Combing through firm’s history thanks to age-old steam picture

GB Kent Brushes' Foden steam lorry in the 1920s
GB Kent Brushes' Foden steam lorry in the 1920s

Reader’s near century-old picture charts GB Kent Brushes’ delivery method 150 years on from founding of famous firm.

Last week’s Heritage section looked way back to 1777, during the reign of George III, and when William Kent recognised a great business opportunity to establish G B Kent & Sons, manufacturers of brushes of the very best quality.

Even from those very early days the brushes were all hand-made, exhibiting workmanship of the very highest standard. Believe it or not, the original method of delivery to their customers was by pack horses!

But thanks to reader Rod Hepburn we know how they delivered in the 1920s thanks to this great picture which shows one of the firm’s Foden steam lorries.

They can be seen at this year’s Marsworth Steam Rally on June 21, where Rod will be regaling the crowds with tales of all things steam.

G B Kent & Sons had grown rapidly, and, by 1882, it employed more than 600 people. They had obtained the reputation as pioneers in the use of machinery, drilling machines and bristle filling machines.

They were employers of both male and female workers, the latter of which were apparently picked ‘for the pleasing feature of comeliness’.

Kent’s moved again in 1900, this time to Farringdon Road, and it was then that they became a Public Company.

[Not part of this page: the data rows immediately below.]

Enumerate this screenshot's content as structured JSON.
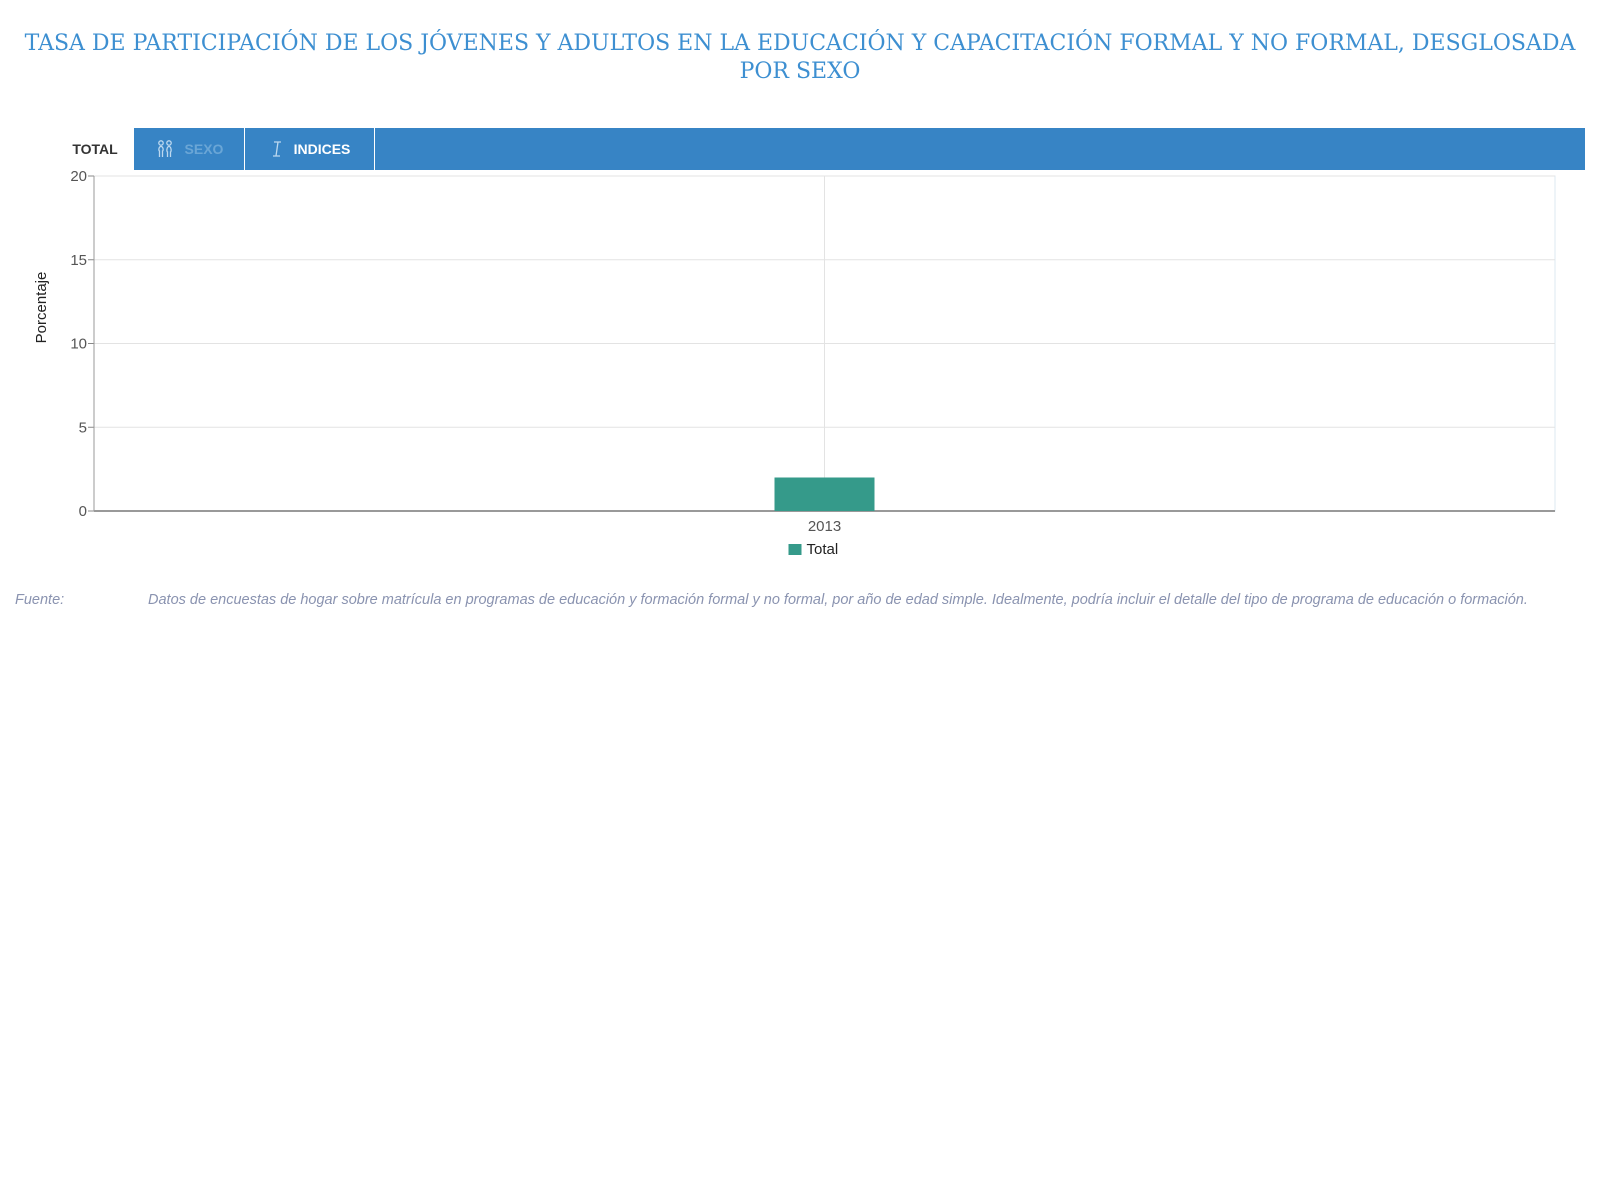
{
  "page": {
    "title": "TASA DE PARTICIPACIÓN DE LOS JÓVENES Y ADULTOS EN LA EDUCACIÓN Y CAPACITACIÓN FORMAL Y NO FORMAL, DESGLOSADA POR SEXO"
  },
  "tabs": {
    "total": "TOTAL",
    "sexo": "SEXO",
    "indices": "INDICES",
    "sexo_icon": "gender-icon",
    "indices_icon": "index-icon"
  },
  "colors": {
    "title": "#3d8fd1",
    "tabbar": "#3784c5",
    "bar": "#359a8a"
  },
  "chart_data": {
    "type": "bar",
    "categories": [
      "2013"
    ],
    "series": [
      {
        "name": "Total",
        "values": [
          2
        ]
      }
    ],
    "ylabel": "Porcentaje",
    "ylim": [
      0,
      20
    ],
    "yticks": [
      0,
      5,
      10,
      15,
      20
    ],
    "grid": true,
    "legend": "bottom-center"
  },
  "source": {
    "label": "Fuente:",
    "text": "Datos de encuestas de hogar sobre matrícula en programas de educación y formación formal y no formal, por año de edad simple. Idealmente, podría incluir el detalle del tipo de programa de educación o formación."
  }
}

They remained there until 1940, acquiring a diverse customer database.

Kent’s removed to Apsley in 1901 and had factories built alongside the river Gade, where goods were able to be delivered to their own wharf. It was in 1908 that the Companies’ horse-drawn van was taken out of service and replaced by their first motorised van.